## Work request
With the images removed, write out every line below exactly.
BEGIN
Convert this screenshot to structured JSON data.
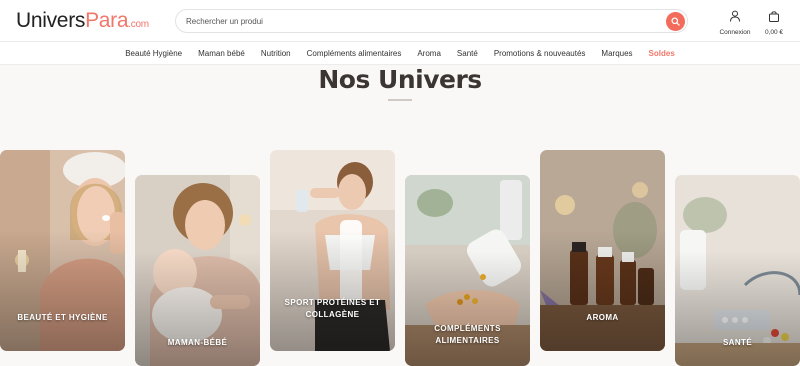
{
  "header": {
    "logo": {
      "part1": "Univers",
      "part2": "Para",
      "part3": ".com"
    },
    "search": {
      "placeholder": "Rechercher un produi"
    },
    "account": {
      "label": "Connexion",
      "icon": "user-icon"
    },
    "cart": {
      "amount": "0,00 €",
      "icon": "shopping-bag-icon"
    }
  },
  "nav": {
    "items": [
      "Beauté Hygiène",
      "Maman bébé",
      "Nutrition",
      "Compléments alimentaires",
      "Aroma",
      "Santé",
      "Promotions & nouveautés",
      "Marques",
      "Soldes"
    ]
  },
  "section": {
    "title": "Nos Univers"
  },
  "cards": [
    {
      "label": "Beauté et hygiène",
      "image": "woman-applying-face-cream"
    },
    {
      "label": "Maman-bébé",
      "image": "mother-holding-baby"
    },
    {
      "label": "Sport protéines et collagène",
      "image": "woman-drinking-water-with-towel"
    },
    {
      "label": "Compléments alimentaires",
      "image": "hand-pouring-capsules-from-bottle"
    },
    {
      "label": "Aroma",
      "image": "essential-oil-bottles"
    },
    {
      "label": "Santé",
      "image": "medicine-pills-and-stethoscope"
    }
  ],
  "colors": {
    "accent": "#f26b5b",
    "title": "#3b3633",
    "background": "#faf8f6"
  }
}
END
## Solution to the exercise
Convert this screenshot to structured JSON data.
{
  "header": {
    "logo": {
      "part1": "Univers",
      "part2": "Para",
      "part3": ".com"
    },
    "search": {
      "placeholder": "Rechercher un produi"
    },
    "account": {
      "label": "Connexion",
      "icon": "user-icon"
    },
    "cart": {
      "amount": "0,00 €",
      "icon": "shopping-bag-icon"
    }
  },
  "nav": {
    "items": [
      "Beauté Hygiène",
      "Maman bébé",
      "Nutrition",
      "Compléments alimentaires",
      "Aroma",
      "Santé",
      "Promotions & nouveautés",
      "Marques",
      "Soldes"
    ]
  },
  "section": {
    "title": "Nos Univers"
  },
  "cards": [
    {
      "label": "Beauté et hygiène",
      "image": "woman-applying-face-cream"
    },
    {
      "label": "Maman-bébé",
      "image": "mother-holding-baby"
    },
    {
      "label": "Sport protéines et collagène",
      "image": "woman-drinking-water-with-towel"
    },
    {
      "label": "Compléments alimentaires",
      "image": "hand-pouring-capsules-from-bottle"
    },
    {
      "label": "Aroma",
      "image": "essential-oil-bottles"
    },
    {
      "label": "Santé",
      "image": "medicine-pills-and-stethoscope"
    }
  ],
  "colors": {
    "accent": "#f26b5b",
    "title": "#3b3633",
    "background": "#faf8f6"
  }
}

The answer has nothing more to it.